Northern Harrier inhabits open grasslands, marshes, and sagebrush throughout North America where they are widespread but somewhat uncommon. They are often compared with owls, due to their similar facial disk, acute hearing, and ability to hunt and migrate in low light. However, Harriers typically migrate and hunt during daylight hours when they spend much of the time aloft, coursing over meadows and fields low to the ground in search of mice, voles and small birds, often tilting and turning revealing their characteristic "white rump." Harrier has very long legs adapted for capturing prey in tall grasses, or snatching a songbird out of the air that is flushed from the ground.
Northern breeders are migratory, wintering primarily in the Lower 48. Sometimes tens to hundreds of birds might gather over an area, and these birds roost communally, often with Short-eared Owls. Harriers perch (only briefly) on low posts or on the ground, and only rarely in trees.
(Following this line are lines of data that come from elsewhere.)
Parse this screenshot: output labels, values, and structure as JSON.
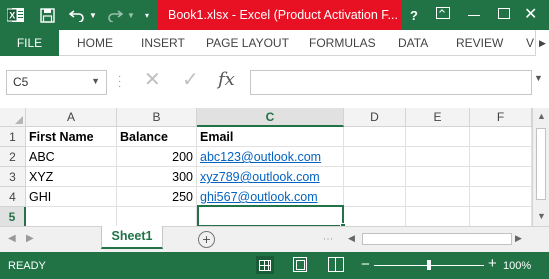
{
  "window": {
    "title": "Book1.xlsx - Excel (Product Activation F..."
  },
  "ribbon": {
    "tabs": [
      "FILE",
      "HOME",
      "INSERT",
      "PAGE LAYOUT",
      "FORMULAS",
      "DATA",
      "REVIEW",
      "VI"
    ],
    "active_tab": "FILE"
  },
  "formula_bar": {
    "name_box": "C5",
    "formula": ""
  },
  "grid": {
    "columns": [
      "A",
      "B",
      "C",
      "D",
      "E",
      "F"
    ],
    "selected_column": "C",
    "rows": [
      {
        "header": "1",
        "cells": [
          "First Name",
          "Balance",
          "Email",
          "",
          "",
          ""
        ]
      },
      {
        "header": "2",
        "cells": [
          "ABC",
          "200",
          "abc123@outlook.com",
          "",
          "",
          ""
        ]
      },
      {
        "header": "3",
        "cells": [
          "XYZ",
          "300",
          "xyz789@outlook.com",
          "",
          "",
          ""
        ]
      },
      {
        "header": "4",
        "cells": [
          "GHI",
          "250",
          "ghi567@outlook.com",
          "",
          "",
          ""
        ]
      },
      {
        "header": "5",
        "cells": [
          "",
          "",
          "",
          "",
          "",
          ""
        ]
      }
    ],
    "selected_row": "5",
    "selected_cell": "C5"
  },
  "sheets": {
    "tabs": [
      "Sheet1"
    ],
    "active": "Sheet1"
  },
  "status": {
    "text": "READY",
    "zoom_level": "100%",
    "zoom_fraction": 0.5
  },
  "colors": {
    "excel_green": "#217346",
    "title_highlight": "#e81123",
    "hyperlink": "#0563c1"
  },
  "icons": [
    "excel-app-icon",
    "save-icon",
    "undo-icon",
    "redo-icon",
    "help-icon",
    "ribbon-display-icon",
    "minimize-icon",
    "maximize-icon",
    "close-icon",
    "cancel-icon",
    "enter-icon",
    "fx-icon",
    "add-sheet-icon",
    "normal-view-icon",
    "page-layout-view-icon",
    "page-break-view-icon"
  ]
}
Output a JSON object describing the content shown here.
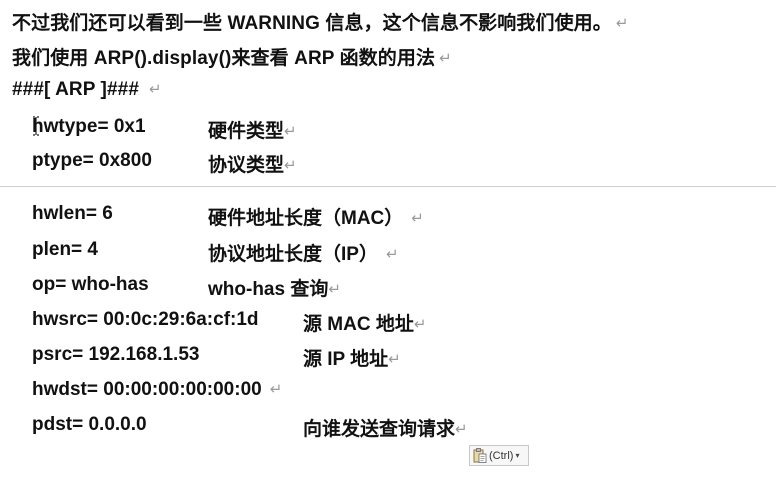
{
  "intro": {
    "line1": "不过我们还可以看到一些 WARNING 信息，这个信息不影响我们使用。",
    "line2": "我们使用 ARP().display()来查看 ARP 函数的用法",
    "line3": "###[ ARP ]###"
  },
  "paragraph_mark": "↵",
  "fields": [
    {
      "field": "hwtype= 0x1",
      "desc": "硬件类型"
    },
    {
      "field": "ptype= 0x800",
      "desc": "协议类型"
    },
    {
      "field": "hwlen= 6",
      "desc": "硬件地址长度（MAC）"
    },
    {
      "field": "plen= 4",
      "desc": "协议地址长度（IP）"
    },
    {
      "field": "op= who-has",
      "desc": "who-has 查询"
    },
    {
      "field": "hwsrc= 00:0c:29:6a:cf:1d",
      "desc": "源 MAC 地址"
    },
    {
      "field": "psrc= 192.168.1.53",
      "desc": "源 IP 地址"
    },
    {
      "field": "hwdst= 00:00:00:00:00:00",
      "desc": ""
    },
    {
      "field": "pdst= 0.0.0.0",
      "desc": "向谁发送查询请求"
    }
  ],
  "paste_options": {
    "label": "(Ctrl)",
    "icon": "clipboard-icon"
  }
}
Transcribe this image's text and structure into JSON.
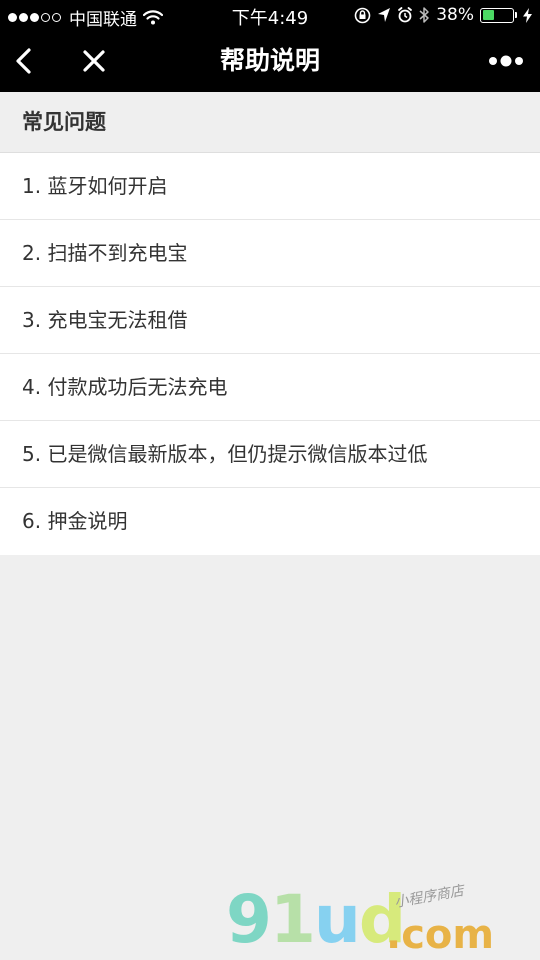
{
  "status_bar": {
    "carrier": "中国联通",
    "time": "下午4:49",
    "battery_percent_label": "38%",
    "battery_level": 0.38,
    "battery_color": "#4cd964"
  },
  "nav": {
    "title": "帮助说明",
    "back_icon": "chevron-left-icon",
    "close_icon": "close-icon",
    "more_icon": "more-dots-icon"
  },
  "section": {
    "title": "常见问题"
  },
  "faq_items": [
    {
      "label": "1. 蓝牙如何开启"
    },
    {
      "label": "2. 扫描不到充电宝"
    },
    {
      "label": "3. 充电宝无法租借"
    },
    {
      "label": "4. 付款成功后无法充电"
    },
    {
      "label": "5. 已是微信最新版本，但仍提示微信版本过低"
    },
    {
      "label": "6. 押金说明"
    }
  ],
  "watermark": {
    "brand_g": "9",
    "brand_1": "1",
    "brand_u": "u",
    "brand_d": "d",
    "domain": ".com",
    "tag": "小程序商店"
  }
}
They are often called "chameleons" by hawk watchers because they can appear buteo-like in a soar and falcon-like in a glide. Harriers are fairly quiet, but give an emphatic "whew, whew, wee, wee, wee, wee, wee." They are vocal in small groups in winter, giving a high, whine when defending a patch or during aggression.
Perched, Harrier is slim bodied with long wings and long tail, head is small and slightly squarish.
In flight, silhouette is distinctive with long, narrow wings and long, slim tail. Wings do not bulge along trailing edge.
Body lacks "'chesty" appearance, and head is small.
Gliding, wings of taper sharply and project well past the base of the wings, appearing as a large falcon. However, they lack the broad head and chest, and tapered tail of Peregrine, Prairie, and Gyrfalcon.
Lightweight and able to gain lift easily at any time.
Tireless; flying for hours non-stop while hunting or migrating.
Wing beats are deep, fluid, and relaxed.
Hold their wings in a pronounced dihedral or modified dihedral, except when gliding on strong ridge updrafts when they hold slightly drooped wings.
Buoyant like Turkey Vulture teetering unstably from side to side, but differ in the maneuverability and quick bursts of speed and direction changes.
2 age classes: adult and juvenile. Adult males and females differ greatly in plumage, but juveniles similar to adult females. All Harriers have brilliant white uppertail coverts, commonly referred to as a "white rump."
Adult male is strikingly white below with black wing tips and a black trailing edge on the secondaries. Upperside is gray with faint, pale mottling on upperwing coverts, but appears uniform grayish. Birds in spring are paler above due to fading. Some males are washed rufous on the chest and leggings, and/or brownish on the head and upperwing coverts. All adult males have lemon-yellow eyes.
Adult female is streaked brown on buff below and dark brown above with tan to rufous mottling on upperwing coverts. Some have limited streaking on underbody, others show a rufous body. Eye color changes from dark brown to yellow over ~ 3 years.
Juvenile is very similar to adult female, but distinguished by their rich, rufous underparts, with faint dark streaking on the chest. The rufous below fades to whitish by spring, and look even more similar to adult female. Upperside is uniform brown. Upperwing coverts are mottled rufous fading to whitish by spring. Juvenile sexes are similar, but male has pale yellow eyes compared to dark brown on female.
Migration spans nearly full length of seasons. Harriers move south from August through December, and north from February with stragglers as late as June. In fall, the peak for juveniles occurs late September, the peak for adults is several weeks later. In spring, peak is from mid to late April.
Harrier is known to fly throughout the night at times.
From East to West --Kiptopeke State Park (VA), Hawk Mountain (PA), Derby Hill (NY), Niagara Peninsula (Ont.), Holiday Beach (Ont.), Lake Erie Metropark (MI), Whitefish Point (MI), Hawk Ridge (MN), Bountiful Peak (UT), The Goshute Mountains (NV), and Gunsight Mountain (AK), are all excellent sites to Harriers.
(Map from Cornell Lab of Ornithology's All About Birds. For dynamic distribution maps, visit the eBird website.)